Segment Start: RECORDED DATA

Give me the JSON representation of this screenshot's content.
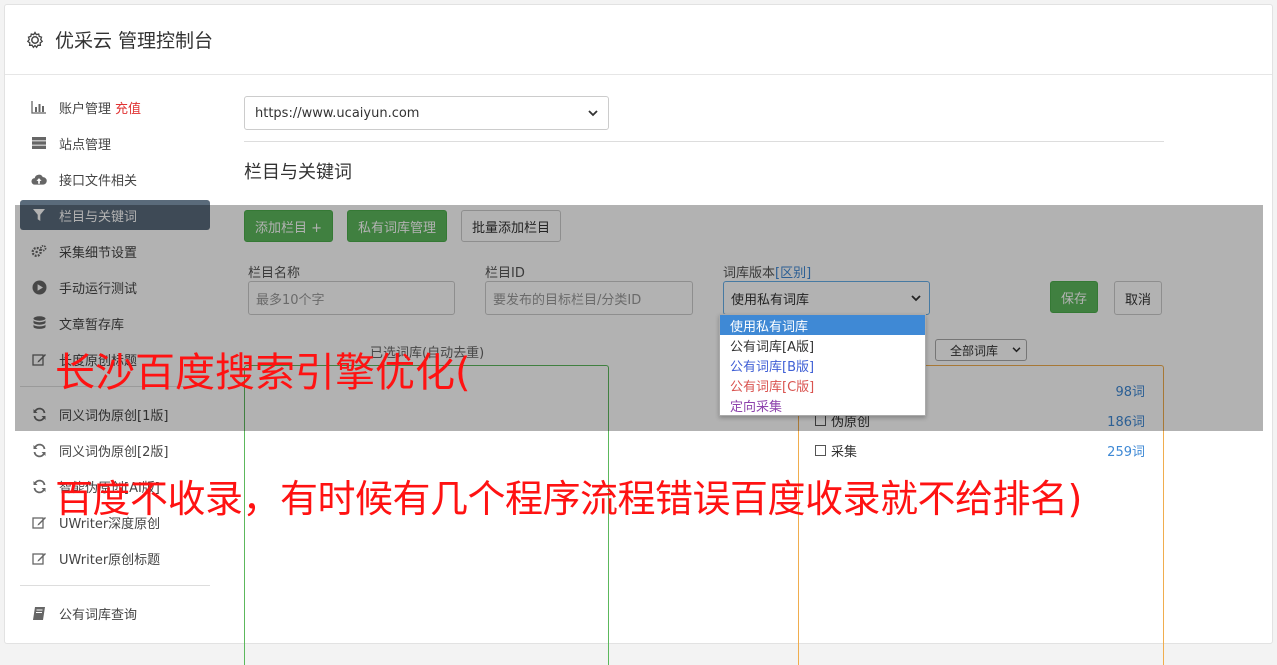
{
  "header": {
    "title": "优采云 管理控制台"
  },
  "sidebar": {
    "group1": [
      {
        "label": "账户管理",
        "extra": "充值",
        "icon": "bar-chart-icon"
      },
      {
        "label": "站点管理",
        "icon": "server-icon"
      },
      {
        "label": "接口文件相关",
        "icon": "cloud-upload-icon"
      },
      {
        "label": "栏目与关键词",
        "icon": "filter-icon",
        "active": true
      },
      {
        "label": "采集细节设置",
        "icon": "cogs-icon"
      },
      {
        "label": "手动运行测试",
        "icon": "play-circle-icon"
      },
      {
        "label": "文章暂存库",
        "icon": "database-icon"
      },
      {
        "label": "长度原创标题",
        "icon": "edit-icon"
      }
    ],
    "group2": [
      {
        "label": "同义词伪原创[1版]",
        "icon": "refresh-icon"
      },
      {
        "label": "同义词伪原创[2版]",
        "icon": "refresh-icon"
      },
      {
        "label": "智能伪原创[AI版]",
        "icon": "refresh-icon"
      },
      {
        "label": "UWriter深度原创",
        "icon": "edit-icon"
      },
      {
        "label": "UWriter原创标题",
        "icon": "edit-icon"
      }
    ],
    "group3": [
      {
        "label": "公有词库查询",
        "icon": "book-icon"
      }
    ]
  },
  "site_select": {
    "value": "https://www.ucaiyun.com"
  },
  "section": {
    "title": "栏目与关键词"
  },
  "toolbar": {
    "add_column": "添加栏目 +",
    "private_lib": "私有词库管理",
    "batch_add": "批量添加栏目"
  },
  "form": {
    "name_label": "栏目名称",
    "name_placeholder": "最多10个字",
    "id_label": "栏目ID",
    "id_placeholder": "要发布的目标栏目/分类ID",
    "version_label": "词库版本",
    "version_link": "[区别]",
    "version_value": "使用私有词库",
    "save": "保存",
    "cancel": "取消"
  },
  "dropdown": {
    "options": [
      {
        "label": "使用私有词库",
        "color": "#ffffff",
        "selected": true
      },
      {
        "label": "公有词库[A版]",
        "color": "#333333"
      },
      {
        "label": "公有词库[B版]",
        "color": "#3f5fd5"
      },
      {
        "label": "公有词库[C版]",
        "color": "#d9534f"
      },
      {
        "label": "定向采集",
        "color": "#8e44ad"
      }
    ]
  },
  "panels": {
    "left_caption": "已选词库(自动去重)",
    "filter_value": "全部词库",
    "libs": [
      {
        "label": "",
        "count": "98词"
      },
      {
        "label": "伪原创",
        "count": "186词"
      },
      {
        "label": "采集",
        "count": "259词"
      }
    ]
  },
  "watermark": {
    "line1": "长沙百度搜索引擎优化(",
    "line2": "百度不收录，有时候有几个程序流程错误百度收录就不给排名)"
  }
}
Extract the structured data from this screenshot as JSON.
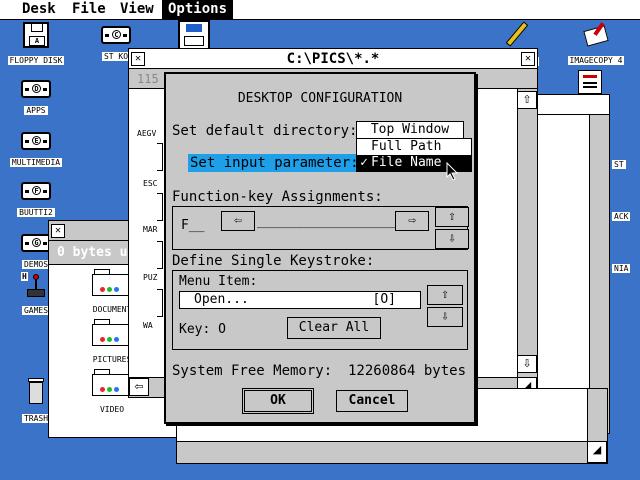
{
  "menubar": {
    "items": [
      {
        "label": "Desk"
      },
      {
        "label": "File"
      },
      {
        "label": "View"
      },
      {
        "label": "Options"
      }
    ]
  },
  "desktop": {
    "left_icons": [
      {
        "label": "FLOPPY DISK",
        "letter": "A"
      },
      {
        "label": "APPS",
        "letter": "D"
      },
      {
        "label": "MULTIMEDIA",
        "letter": "E"
      },
      {
        "label": "BUUTTI2",
        "letter": "F"
      },
      {
        "label": "DEMOS",
        "letter": "G"
      },
      {
        "label": "GAMES",
        "letter": "H"
      },
      {
        "label": "TRASH",
        "letter": ""
      }
    ],
    "top_icons": [
      {
        "label": "ST KO",
        "letter": "C"
      },
      {
        "label": "2",
        "letter": ""
      },
      {
        "label": "IMAGECOPY 4",
        "letter": ""
      }
    ],
    "right_partial_labels": [
      "ST",
      "ACK",
      "NIA"
    ]
  },
  "back_window": {
    "title": "0 bytes u",
    "folders": [
      {
        "label": "DOCUMENT"
      },
      {
        "label": "PICTURES"
      },
      {
        "label": "VIDEO"
      }
    ]
  },
  "mid_window": {
    "title": "C:\\PICS\\*.*",
    "info_fragment": "115",
    "list_fragments": [
      "AEGV",
      "ESC",
      "MAR",
      "PUZ",
      "WA"
    ]
  },
  "dialog": {
    "title": "DESKTOP CONFIGURATION",
    "default_dir_label": "Set default directory:",
    "default_dir_value": "Top Window",
    "input_param_label": "Set input parameter:",
    "popup_options": [
      {
        "label": "Full Path",
        "checked": false
      },
      {
        "label": "File Name",
        "checked": true
      }
    ],
    "check_mark": "✓",
    "fkey_label": "Function-key Assignments:",
    "fkey_value": "F__",
    "fkey_field": "__________________",
    "keystroke_label": "Define Single Keystroke:",
    "menu_item_label": "Menu Item:",
    "menu_item_value": "Open...",
    "menu_item_shortcut": "[O]",
    "key_label": "Key: O",
    "clear_all": "Clear All",
    "memory_label": "System Free Memory:",
    "memory_value": "12260864 bytes",
    "ok": "OK",
    "cancel": "Cancel"
  }
}
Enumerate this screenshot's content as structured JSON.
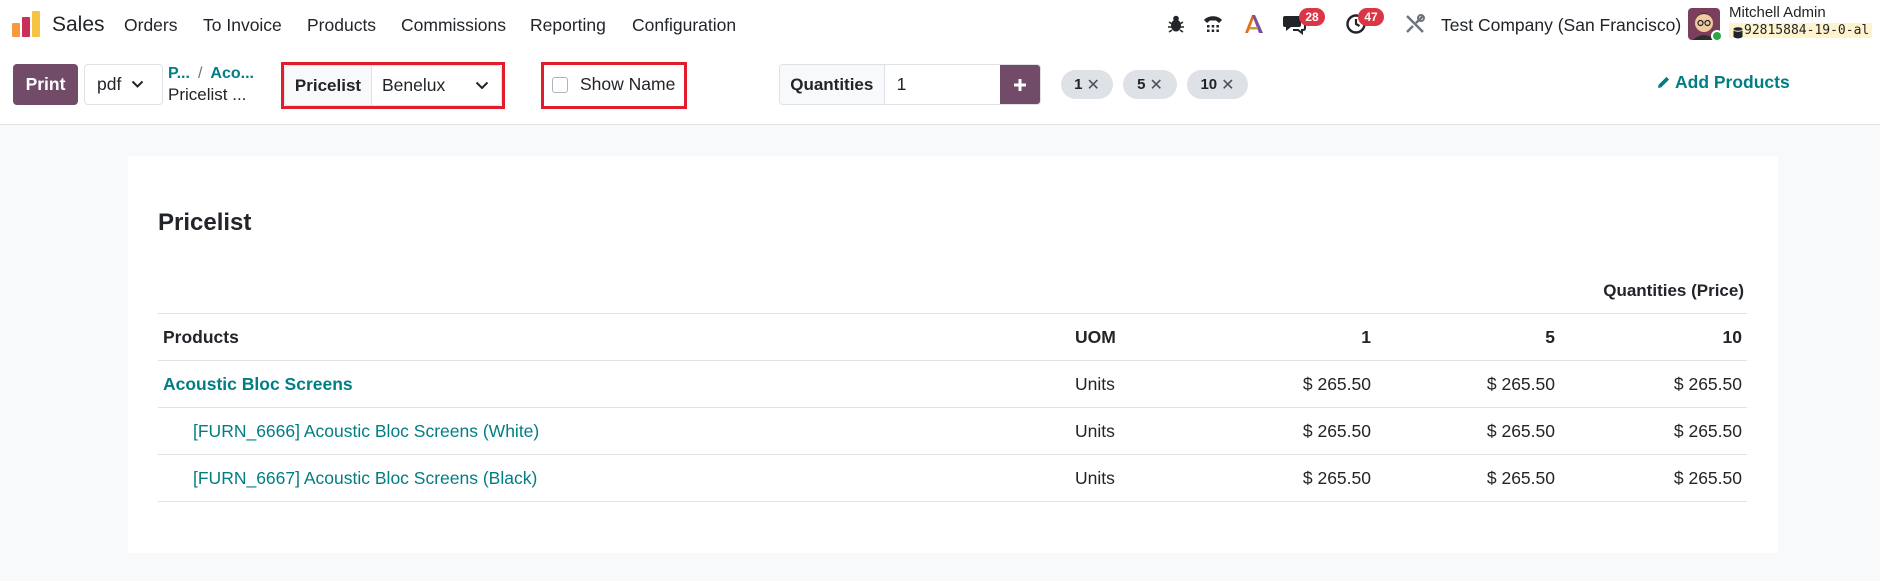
{
  "navbar": {
    "app_name": "Sales",
    "menu": [
      "Orders",
      "To Invoice",
      "Products",
      "Commissions",
      "Reporting",
      "Configuration"
    ],
    "icons": [
      "bug-icon",
      "phone-icon",
      "ai-icon",
      "chat-icon",
      "clock-icon",
      "tools-icon"
    ],
    "messages_badge": "28",
    "activities_badge": "47",
    "company": "Test Company (San Francisco)",
    "user_name": "Mitchell Admin",
    "database": "92815884-19-0-al"
  },
  "control": {
    "print_label": "Print",
    "format_value": "pdf",
    "breadcrumb": [
      "P...",
      "Aco..."
    ],
    "breadcrumb_current": "Pricelist ...",
    "pricelist_label": "Pricelist",
    "pricelist_value": "Benelux",
    "show_name_label": "Show Name",
    "show_name_checked": false,
    "quantities_label": "Quantities",
    "quantities_value": "1",
    "quantity_chips": [
      "1",
      "5",
      "10"
    ],
    "add_products_label": "Add Products"
  },
  "report": {
    "title": "Pricelist",
    "group_header": "Quantities (Price)",
    "columns": [
      "Products",
      "UOM",
      "1",
      "5",
      "10"
    ],
    "rows": [
      {
        "product": "Acoustic Bloc Screens",
        "uom": "Units",
        "p1": "$ 265.50",
        "p5": "$ 265.50",
        "p10": "$ 265.50"
      },
      {
        "product": "[FURN_6666] Acoustic Bloc Screens (White)",
        "uom": "Units",
        "p1": "$ 265.50",
        "p5": "$ 265.50",
        "p10": "$ 265.50"
      },
      {
        "product": "[FURN_6667] Acoustic Bloc Screens (Black)",
        "uom": "Units",
        "p1": "$ 265.50",
        "p5": "$ 265.50",
        "p10": "$ 265.50"
      }
    ]
  },
  "colors": {
    "brand": "#714b67",
    "link": "#017e84",
    "highlight_box": "#e11d2b",
    "badge": "#dc3545"
  }
}
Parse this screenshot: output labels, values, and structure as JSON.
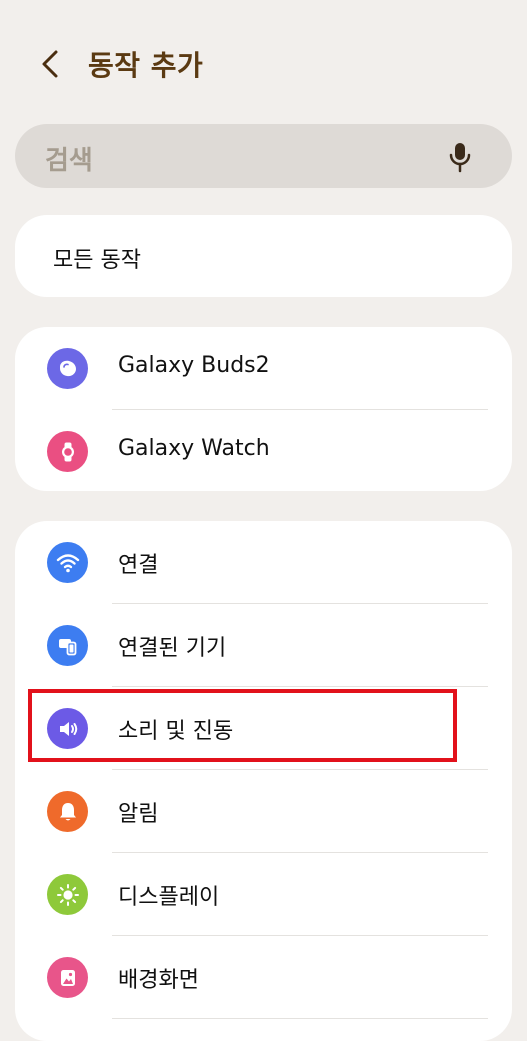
{
  "header": {
    "title": "동작 추가"
  },
  "search": {
    "placeholder": "검색"
  },
  "all_actions": {
    "label": "모든 동작"
  },
  "devices": [
    {
      "label": "Galaxy Buds2",
      "icon": "earbuds-icon",
      "color": "#6c68e6"
    },
    {
      "label": "Galaxy Watch",
      "icon": "watch-icon",
      "color": "#ea4f82"
    }
  ],
  "settings": [
    {
      "label": "연결",
      "icon": "wifi-icon",
      "color": "#3d7df1"
    },
    {
      "label": "연결된 기기",
      "icon": "connected-devices-icon",
      "color": "#3d7df1"
    },
    {
      "label": "소리 및 진동",
      "icon": "speaker-icon",
      "color": "#6c5ae6"
    },
    {
      "label": "알림",
      "icon": "bell-icon",
      "color": "#ef6a2b"
    },
    {
      "label": "디스플레이",
      "icon": "sun-icon",
      "color": "#8ec93a"
    },
    {
      "label": "배경화면",
      "icon": "wallpaper-icon",
      "color": "#e8558a"
    }
  ]
}
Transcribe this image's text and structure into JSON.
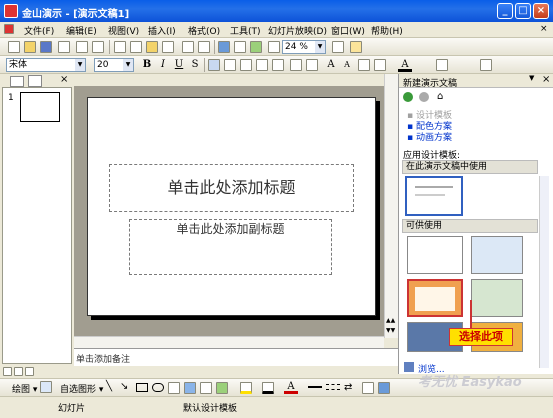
{
  "window": {
    "title": "金山演示 - [演示文稿1]",
    "min_label": "_",
    "max_label": "□",
    "close_label": "×"
  },
  "menu": {
    "items": [
      "文件(F)",
      "编辑(E)",
      "视图(V)",
      "插入(I)",
      "格式(O)",
      "工具(T)",
      "幻灯片放映(D)",
      "窗口(W)",
      "帮助(H)"
    ],
    "doc_close_label": "×"
  },
  "standard_toolbar": {
    "zoom_value": "24 %"
  },
  "format_toolbar": {
    "font_name": "宋体",
    "font_size": "20",
    "bold": "B",
    "italic": "I",
    "underline": "U",
    "strike": "S"
  },
  "slide": {
    "title_placeholder": "单击此处添加标题",
    "subtitle_placeholder": "单击此处添加副标题",
    "slide_number": "1"
  },
  "notes": {
    "placeholder": "单击添加备注"
  },
  "task_pane": {
    "title": "新建演示文稿",
    "links": {
      "design_template": "设计模板",
      "color_scheme": "配色方案",
      "animation_scheme": "动画方案"
    },
    "apply_label": "应用设计模板:",
    "section_used": "在此演示文稿中使用",
    "section_available": "可供使用",
    "browse": "浏览..."
  },
  "callout": {
    "text": "选择此项"
  },
  "draw_toolbar": {
    "draw_label": "绘图",
    "autoshape_label": "自选图形"
  },
  "status_bar": {
    "slide_label": "幻灯片",
    "template_label": "默认设计模板"
  },
  "watermark": "考无忧 Easykao",
  "colors": {
    "titlebar": "#0a5ee8",
    "callout_bg": "#ffe000",
    "callout_text": "#cc0000",
    "link": "#0033cc"
  }
}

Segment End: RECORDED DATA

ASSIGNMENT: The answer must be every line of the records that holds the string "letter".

ANSWER AREA:
        "letter": "A"
        "letter": "D"
        "letter": "E"
        "letter": "F"
        "letter": "G"
        "letter": "H"
        "letter": ""
        "letter": "C"
        "letter": ""
        "letter": ""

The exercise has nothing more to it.